- How do you judge that a position is a good fit for you? How do you identify when it is no longer a good fit (here with an eye to trend of women being overly loyal to one position). How do you identify and prepare for that next step?
Many women do fall in the bucket of loyalty (sometimes to a fault) to one organization, boss, client, etc.  One key question to ask yourself is, “am I still learning something?”  When the answer was no, reach out for new stuff.  In facilities consulting, this rarely means that you shed past responsibilities. Instead, you just pick up more stuff. That’s ok to a point because it brings new time management challenges, new relationships, new issues, new staff, and so on.
When you’re truly ready to move on, you’ll notice a number of pieces falling into place. Any misalignment with the organization’s strategic direction or the messages coming out of leadership can be big indicators. Further, when you don’t see a path for yourself and you’ve checked your perspectives and observations against your network, you’ll know when it’s time.
To prepare for that, there are some tactical things about shoring up your network that you need to do.  There are also some personal and emotional things you need to consider.  The first is just anticipate some amount of disorganization and loneliness in the beginning. Before you even leave, line up some familiar touch-base coffees or lunches to help you through the first couple of months.
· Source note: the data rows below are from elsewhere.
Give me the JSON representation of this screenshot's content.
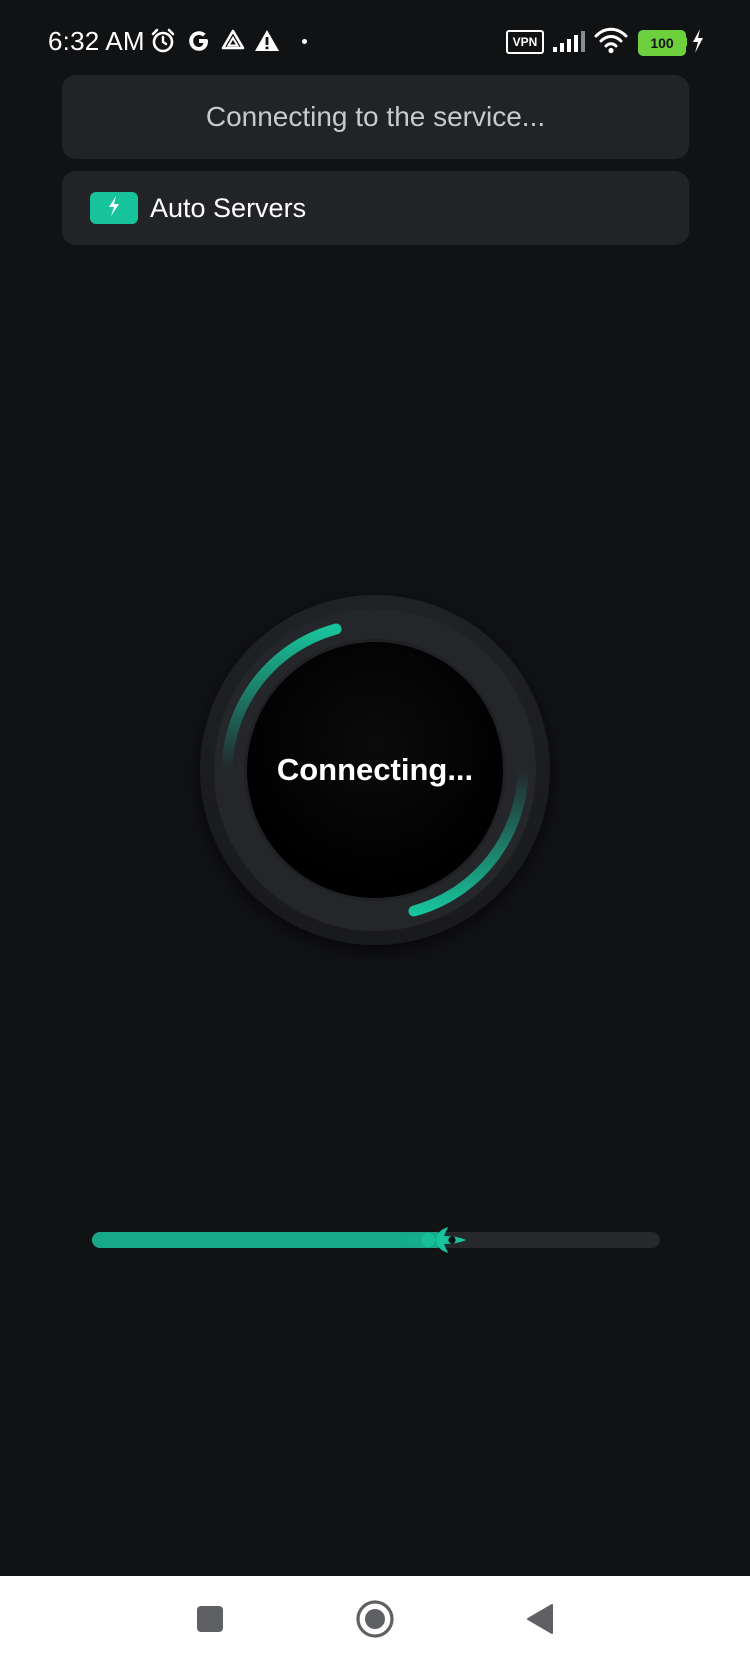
{
  "status_bar": {
    "time": "6:32 AM",
    "vpn_label": "VPN",
    "battery": "100"
  },
  "header": {
    "status_text": "Connecting to the service..."
  },
  "server": {
    "label": "Auto Servers"
  },
  "dial": {
    "label": "Connecting...",
    "accent": "#17c39b"
  },
  "progress": {
    "value": 0.62,
    "accent": "#16a887"
  },
  "icons": {
    "alarm": "alarm-icon",
    "google": "google-icon",
    "drive": "drive-icon",
    "warning": "warning-icon",
    "signal": "signal-icon",
    "wifi": "wifi-icon",
    "charging": "charging-icon",
    "server_badge": "lightning-icon",
    "rocket": "rocket-icon",
    "nav_recents": "recents-square-icon",
    "nav_home": "home-circle-icon",
    "nav_back": "back-triangle-icon"
  }
}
- What roadblocks do you see women setting up for themselves, and how should these be avoided/overcome?
These aren’t unique to women. A ton of men do them too. One big roadblock that staff unintentionally put up for themselves is talking about the wrong things to the wrong people. We need absolute alignment between the issues we’re bringing up with the person we’re talking to—and we have to put in their context. Oversharing on family issues or reason you need to be out of the office are prime examples. Of course, at times having a conversation about personal issues is necessary with a direct supervisor or manager.  But these shouldn’t be a recurring theme or part of your brand.  Keep your every conversation that you can focused on the client’s issue, business problem, staff’s needs, etc.
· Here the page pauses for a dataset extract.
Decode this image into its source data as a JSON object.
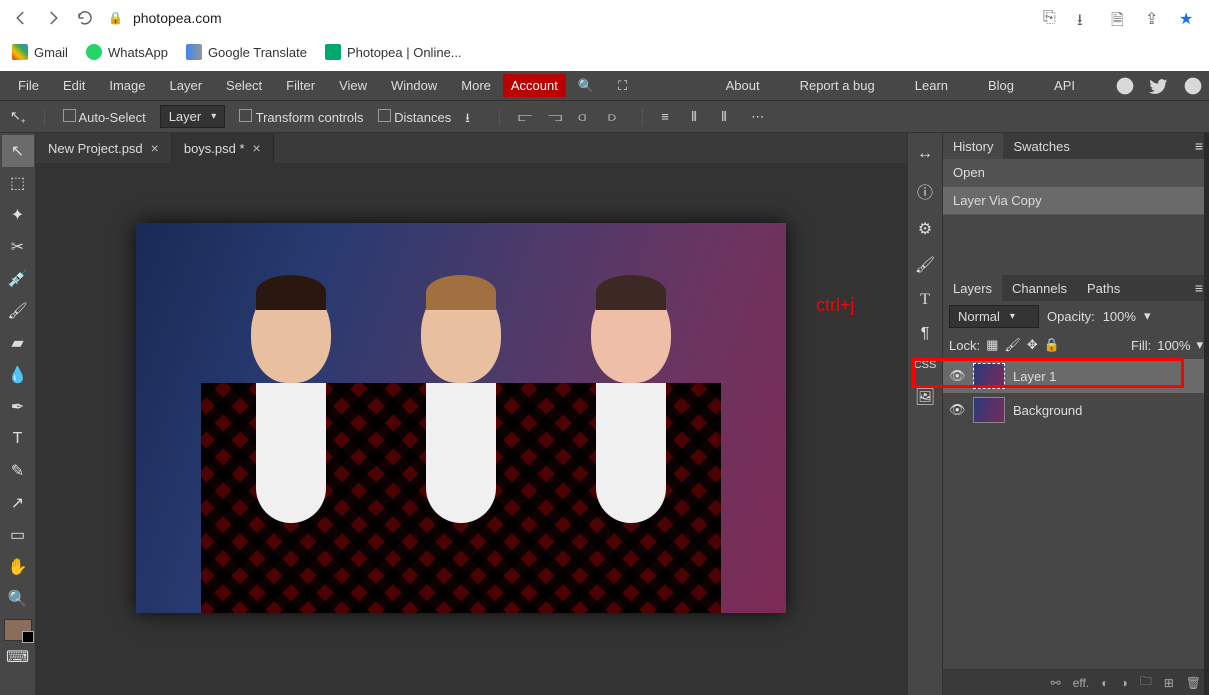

- Do you have any advice/tips for effectively negotiating career/pay/benefits? 
If someone comes in with facts—ideally from data they have sourced externally or from an appropriate internal source—and are able to put what they want to do in the context of our larger business, that’s great.  When the manager feels manipulated or threatened, it’s a huge turn-off and a short-term strategy, at best.

- What do you see the industry doing to attract and develop women, is it working, and what should be done better?
Events like this are great.  The other thing we can do is focus on the women already in facilities within our organizations.  Help them envision a path so they stay and don’t leave for greener pastures.  There are oodles of juicy technical, strategic, and management problems to solve.  Second only to maybe healthcare, facilities is something that is growing—it’s not going away.
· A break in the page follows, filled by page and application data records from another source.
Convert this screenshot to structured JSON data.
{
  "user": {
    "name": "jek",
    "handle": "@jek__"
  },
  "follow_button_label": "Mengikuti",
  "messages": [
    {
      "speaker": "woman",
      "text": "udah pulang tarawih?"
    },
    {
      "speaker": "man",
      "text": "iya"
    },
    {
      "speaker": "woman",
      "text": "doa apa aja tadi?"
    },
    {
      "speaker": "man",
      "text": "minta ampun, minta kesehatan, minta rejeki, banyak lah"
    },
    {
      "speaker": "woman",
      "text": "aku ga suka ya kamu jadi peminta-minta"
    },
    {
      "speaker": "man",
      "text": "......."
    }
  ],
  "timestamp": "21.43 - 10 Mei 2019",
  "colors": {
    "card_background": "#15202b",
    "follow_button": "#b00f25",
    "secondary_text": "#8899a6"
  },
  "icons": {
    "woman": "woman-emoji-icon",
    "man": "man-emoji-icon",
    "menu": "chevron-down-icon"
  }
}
better next week, vacation edition

We're closing out a chilly, sunshine-y ski vacation in Colorado. It's been a great trip to clear my head on a number of fronts. Here are a couple of things I've been reading and reflecting on this week.

  • Professional coaching is a perq most often offered formally as we grow within our organizations and informally through project managers and mentor circles when we're new. Ed Batista share some ways of working with each other in this piece that would help integrate the best of coaching into all of our professional interactions.  Good stuff.
  • Something has been lost in the tug-of-war between titling managers versus leaders. We need both, we need to be both, and the trend to grow and encourage leadership should run in parallel with the same development emphasis for management. This is an interesting piece in that it helps define these terms and traits which is helpful as we try to pinpoint exactly what we want to see in our colleagues, staff, and executives.
  • Updated guidelines on nutrition don't have much to do with organizational impact but what's interesting is the ability of research and popular opinion to push long-awaited updates to federal food recommendations. An example that it's OK to change positions when we know more.

Have a great weekend!